By 26 May, the BEF and the French 1st Army were bottled up in a corridor to the sea, about 60 mi (97 km) deep and 15–25 mi (24–40 km) wide. Most of the British forces were still around Lille, over 40 mi (64 km) from Dunkirk, with the French further south. Two massive German armies flanked them.

The War Office in Britain made the decision to evacuate British forces on 25 May. This evacuation operation was named Operation Dynamo.

On the first day of the evacuation, only 7,669 men were evacuated, but in the nine days from 27 May–4 June, 338,226 men escaped, including 139,997 French, Polish, and Belgian troops, together with a small number of Dutch soldiers, aboard 861 vessels (of which 243 were sunk during the operation).

The docks at Dunkirk were too badly damaged to be used, but the East and West Moles (sea walls protecting the harbour entrance) were intact. Captain William Tennant—in charge of the evacuation—decided to use the beaches and the East Mole to land the ships. This highly successful idea hugely increased the number of troops that could be embarked each day, and indeed at the rescue operation’s peak, on 31 May, over 68,000 men were taken off.

The last of the British Army left on 3 June, and at 10:50. However, British Prime Minister Churchill insisted on coming back for the French, so the Royal Navy returned on 4 June in an attempt to rescue as many as possible of the French rearguard. Over 26,000 French soldiers were evacuated on that last day, but between 30,000 and 40,000 more were left behind and forced to surrender to the Germans.

The Aftermath

Following the events at Dunkirk, the German forces regrouped before commencing an operation called Fall Rot (“Case Red”), a renewed assault southward, starting on 5 June. Although two fresh British divisions had begun moving to France in an attempt to form a Second BEF, the decision was taken on 14 June to withdraw all the remaining British troops; an evacuation called Operation Ariel. By 25 June, almost 192,000 Allied personnel, 144,000 of them British, had been evacuated through various French ports.

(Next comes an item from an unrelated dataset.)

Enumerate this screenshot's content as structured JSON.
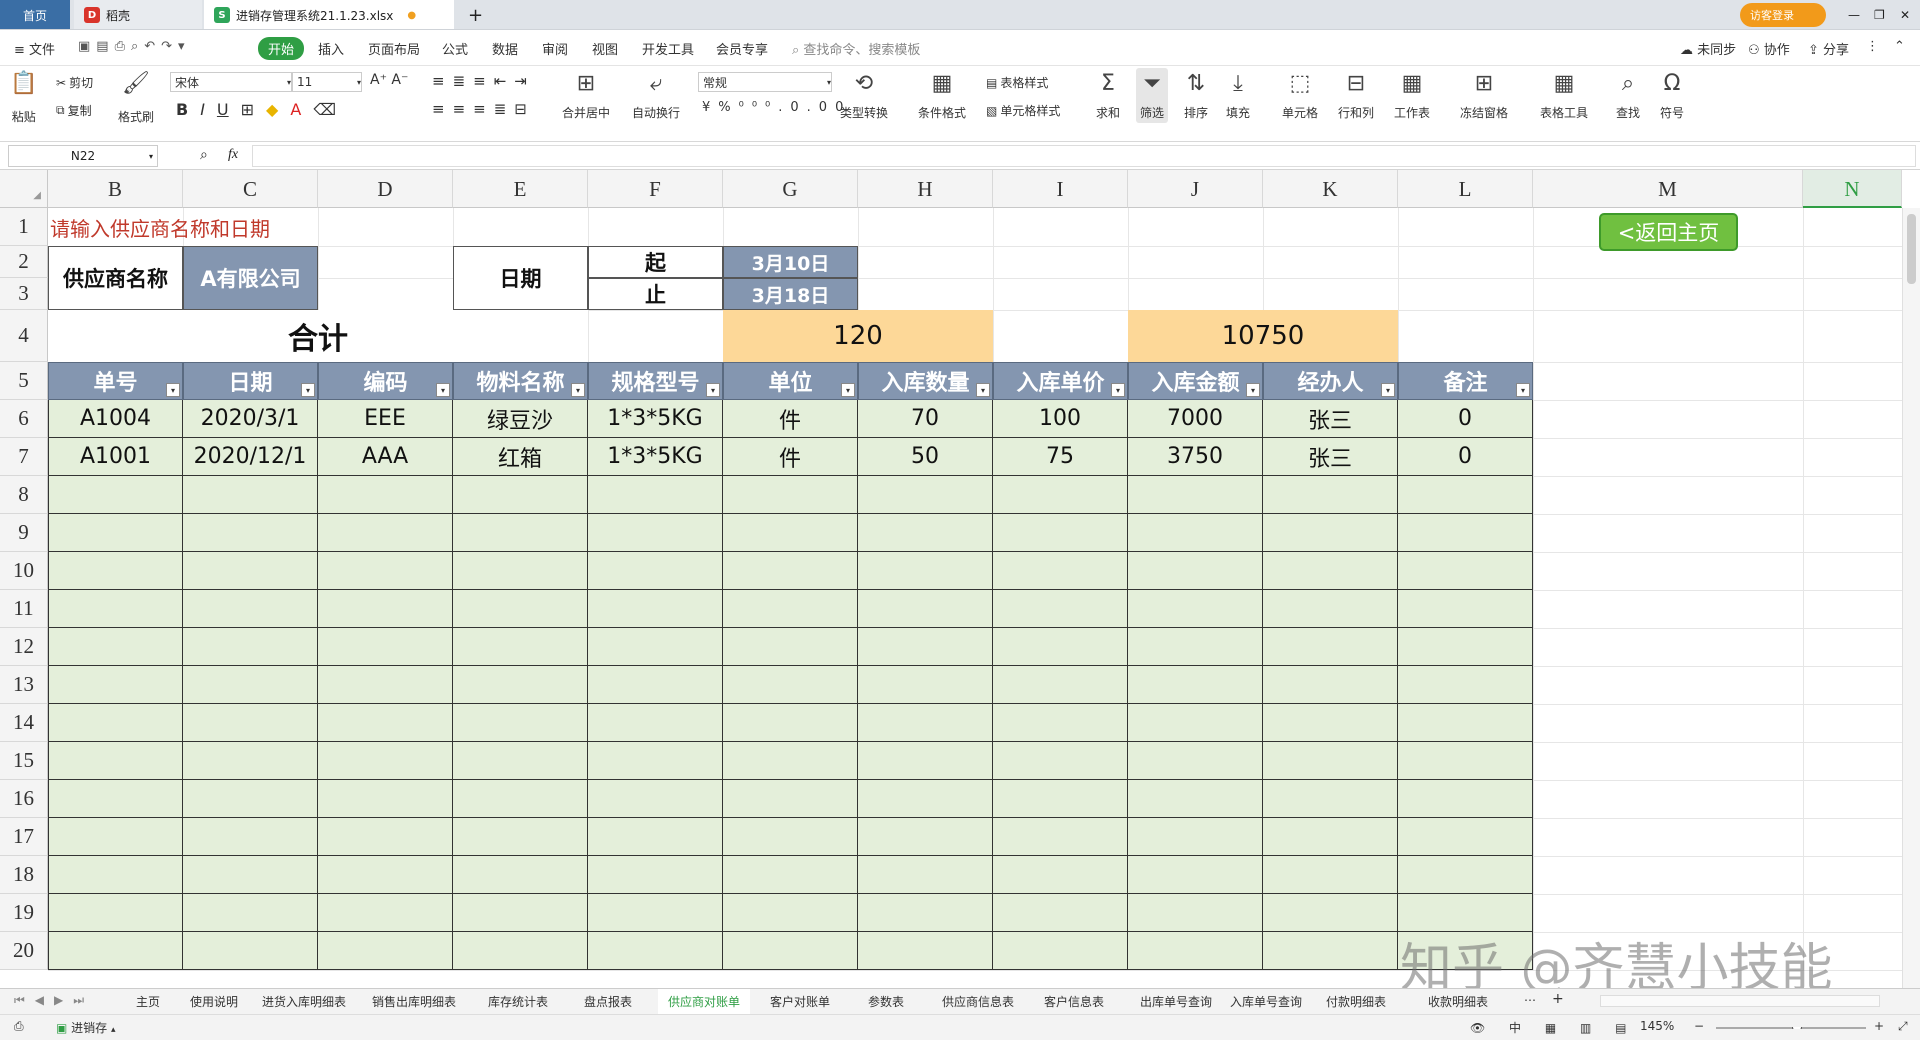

The loss of materiel on the beaches was huge. The British Army left enough equipment behind to equip about eight to ten divisions. Discarded in France were, among huge supplies of ammunition, 880 field guns, 310 guns of large calibre, some 500 anti-aircraft guns, about 850 anti-tank guns, 11,000 machine guns, nearly 700 tanks, 20,000 motorcycles, and 45,000 motor cars and lorries. Army equipment available at home was only just sufficient to equip two divisions. The British Army needed months to re-supply properly and some planned introductions of new equipment were halted while industrial resources concentrated on making good the losses. Officers told troops falling back from Dunkirk to burn or otherwise disable their trucks (so as not to let them benefit the advancing German forces).

The Dean of St Paul’s, Walter Matthews was the first to call the evacuation the “Miracle of Dunkirk” (on 2 June).

A marble memorial to the battle stands at Dunkirk. The French inscription is translated as: “To the glorious memory of the pilots, mariners, and soldiers of the French and Allied armies who sacrificed themselves in the Battle of Dunkirk, May–June 1940.”

Side-note: The movie ‘Atonement’ (2007) is also partly based on Dunkirk evacuation.

Read More: Dunkirk, Explained